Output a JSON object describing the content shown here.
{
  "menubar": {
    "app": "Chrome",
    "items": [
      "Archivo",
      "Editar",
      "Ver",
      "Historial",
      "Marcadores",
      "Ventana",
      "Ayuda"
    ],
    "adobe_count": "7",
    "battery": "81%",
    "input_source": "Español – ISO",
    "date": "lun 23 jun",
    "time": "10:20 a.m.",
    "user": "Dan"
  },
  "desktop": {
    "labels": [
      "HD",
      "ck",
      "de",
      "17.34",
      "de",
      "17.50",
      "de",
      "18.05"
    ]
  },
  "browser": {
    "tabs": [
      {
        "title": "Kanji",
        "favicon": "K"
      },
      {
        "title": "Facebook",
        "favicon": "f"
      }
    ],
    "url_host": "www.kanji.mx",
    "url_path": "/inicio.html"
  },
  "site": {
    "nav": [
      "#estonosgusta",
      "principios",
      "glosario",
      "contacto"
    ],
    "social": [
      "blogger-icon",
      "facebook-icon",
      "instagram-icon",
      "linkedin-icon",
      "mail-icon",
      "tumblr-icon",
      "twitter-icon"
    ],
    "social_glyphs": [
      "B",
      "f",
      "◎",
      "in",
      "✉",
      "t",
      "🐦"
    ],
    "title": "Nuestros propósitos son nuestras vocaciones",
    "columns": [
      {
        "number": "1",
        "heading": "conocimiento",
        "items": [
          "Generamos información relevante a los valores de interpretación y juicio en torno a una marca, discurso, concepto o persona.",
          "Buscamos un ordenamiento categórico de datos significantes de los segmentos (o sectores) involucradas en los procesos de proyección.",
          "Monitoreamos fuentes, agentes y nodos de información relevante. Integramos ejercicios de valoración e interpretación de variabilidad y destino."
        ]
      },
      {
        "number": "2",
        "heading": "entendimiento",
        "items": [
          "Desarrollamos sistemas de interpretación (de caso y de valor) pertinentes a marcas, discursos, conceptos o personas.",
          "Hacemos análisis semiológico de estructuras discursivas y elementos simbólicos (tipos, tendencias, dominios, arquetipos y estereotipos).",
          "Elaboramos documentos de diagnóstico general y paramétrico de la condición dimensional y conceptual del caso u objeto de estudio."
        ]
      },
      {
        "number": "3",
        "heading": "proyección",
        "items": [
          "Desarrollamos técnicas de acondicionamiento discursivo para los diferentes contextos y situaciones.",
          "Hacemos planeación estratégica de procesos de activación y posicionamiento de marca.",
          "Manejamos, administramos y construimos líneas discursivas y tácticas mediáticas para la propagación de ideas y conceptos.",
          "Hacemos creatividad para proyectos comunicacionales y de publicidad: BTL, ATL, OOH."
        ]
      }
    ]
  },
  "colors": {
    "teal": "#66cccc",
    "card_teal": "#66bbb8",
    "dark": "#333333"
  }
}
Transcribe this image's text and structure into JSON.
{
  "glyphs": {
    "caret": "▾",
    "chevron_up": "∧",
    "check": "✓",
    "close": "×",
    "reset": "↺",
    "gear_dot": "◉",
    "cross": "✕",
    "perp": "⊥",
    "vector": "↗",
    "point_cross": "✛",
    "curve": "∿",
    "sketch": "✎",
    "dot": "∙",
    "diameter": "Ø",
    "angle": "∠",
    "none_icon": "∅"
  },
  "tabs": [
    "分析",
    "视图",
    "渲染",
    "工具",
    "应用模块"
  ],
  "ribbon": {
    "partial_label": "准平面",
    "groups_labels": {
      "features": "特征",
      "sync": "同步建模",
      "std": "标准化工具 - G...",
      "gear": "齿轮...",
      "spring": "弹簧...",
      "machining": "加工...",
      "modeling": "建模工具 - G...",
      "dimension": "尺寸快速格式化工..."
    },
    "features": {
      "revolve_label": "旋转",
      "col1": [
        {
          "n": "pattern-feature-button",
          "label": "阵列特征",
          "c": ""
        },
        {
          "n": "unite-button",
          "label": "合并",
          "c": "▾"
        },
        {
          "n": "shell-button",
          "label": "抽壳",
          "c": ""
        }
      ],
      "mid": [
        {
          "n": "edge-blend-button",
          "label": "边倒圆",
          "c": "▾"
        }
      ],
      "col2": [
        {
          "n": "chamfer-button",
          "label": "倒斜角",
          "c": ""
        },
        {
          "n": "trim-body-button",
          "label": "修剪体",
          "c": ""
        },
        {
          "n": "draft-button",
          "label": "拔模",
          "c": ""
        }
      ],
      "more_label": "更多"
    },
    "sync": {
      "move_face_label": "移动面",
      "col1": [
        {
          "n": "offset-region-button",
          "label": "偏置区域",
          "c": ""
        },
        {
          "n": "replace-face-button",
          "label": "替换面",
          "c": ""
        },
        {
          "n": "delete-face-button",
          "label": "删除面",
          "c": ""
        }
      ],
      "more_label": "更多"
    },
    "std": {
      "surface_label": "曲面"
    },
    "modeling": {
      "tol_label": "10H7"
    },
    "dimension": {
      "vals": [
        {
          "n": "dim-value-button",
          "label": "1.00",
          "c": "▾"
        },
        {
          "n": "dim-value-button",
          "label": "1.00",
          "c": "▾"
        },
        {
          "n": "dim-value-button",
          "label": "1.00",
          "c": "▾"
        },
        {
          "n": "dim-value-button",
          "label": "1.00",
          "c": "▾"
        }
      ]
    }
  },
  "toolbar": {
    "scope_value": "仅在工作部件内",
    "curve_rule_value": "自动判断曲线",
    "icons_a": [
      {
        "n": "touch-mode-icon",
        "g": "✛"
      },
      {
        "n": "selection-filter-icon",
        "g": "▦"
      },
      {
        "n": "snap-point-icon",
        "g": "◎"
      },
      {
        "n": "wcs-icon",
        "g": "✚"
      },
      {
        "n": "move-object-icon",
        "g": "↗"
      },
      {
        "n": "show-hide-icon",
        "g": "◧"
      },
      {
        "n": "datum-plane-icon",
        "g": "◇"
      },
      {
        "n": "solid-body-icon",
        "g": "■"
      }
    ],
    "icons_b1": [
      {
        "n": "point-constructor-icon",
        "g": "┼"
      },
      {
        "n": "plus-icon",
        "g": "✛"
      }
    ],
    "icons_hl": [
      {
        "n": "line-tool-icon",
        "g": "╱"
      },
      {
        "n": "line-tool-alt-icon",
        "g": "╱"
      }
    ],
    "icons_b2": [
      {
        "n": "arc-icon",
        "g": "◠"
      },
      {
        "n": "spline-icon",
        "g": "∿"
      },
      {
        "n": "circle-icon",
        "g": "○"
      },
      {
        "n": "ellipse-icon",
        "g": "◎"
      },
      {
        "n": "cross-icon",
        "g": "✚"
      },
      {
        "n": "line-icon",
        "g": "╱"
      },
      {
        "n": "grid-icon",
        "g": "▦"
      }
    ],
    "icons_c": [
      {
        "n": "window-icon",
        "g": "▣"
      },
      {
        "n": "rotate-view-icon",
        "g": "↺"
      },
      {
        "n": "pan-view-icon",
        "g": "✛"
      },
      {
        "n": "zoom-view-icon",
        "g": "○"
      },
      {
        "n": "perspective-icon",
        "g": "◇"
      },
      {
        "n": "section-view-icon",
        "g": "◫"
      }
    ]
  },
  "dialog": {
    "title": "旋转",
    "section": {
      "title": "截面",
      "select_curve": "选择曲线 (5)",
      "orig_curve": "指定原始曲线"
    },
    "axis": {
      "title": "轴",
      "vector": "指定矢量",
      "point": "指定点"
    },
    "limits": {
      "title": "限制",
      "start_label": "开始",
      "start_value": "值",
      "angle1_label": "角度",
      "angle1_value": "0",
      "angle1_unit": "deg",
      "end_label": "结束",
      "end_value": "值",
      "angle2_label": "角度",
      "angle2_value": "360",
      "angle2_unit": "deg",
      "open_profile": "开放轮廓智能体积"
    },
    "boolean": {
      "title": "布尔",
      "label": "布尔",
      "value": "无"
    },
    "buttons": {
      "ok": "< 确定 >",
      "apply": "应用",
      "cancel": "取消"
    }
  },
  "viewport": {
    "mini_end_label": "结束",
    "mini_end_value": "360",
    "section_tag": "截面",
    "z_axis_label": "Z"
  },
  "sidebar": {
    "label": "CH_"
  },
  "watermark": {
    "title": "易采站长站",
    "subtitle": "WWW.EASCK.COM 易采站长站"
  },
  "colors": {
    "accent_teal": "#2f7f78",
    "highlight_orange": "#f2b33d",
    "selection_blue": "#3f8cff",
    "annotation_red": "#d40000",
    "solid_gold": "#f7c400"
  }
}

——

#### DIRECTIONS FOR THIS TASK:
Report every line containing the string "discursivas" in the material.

#### ANSWER FOR THE TASK:
          "Hacemos análisis semiológico de estructuras discursivas y elementos simbólicos (tipos, tendencias, dominios, arquetipos y estereotipos).",
          "Manejamos, administramos y construimos líneas discursivas y tácticas mediáticas para la propagación de ideas y conceptos.",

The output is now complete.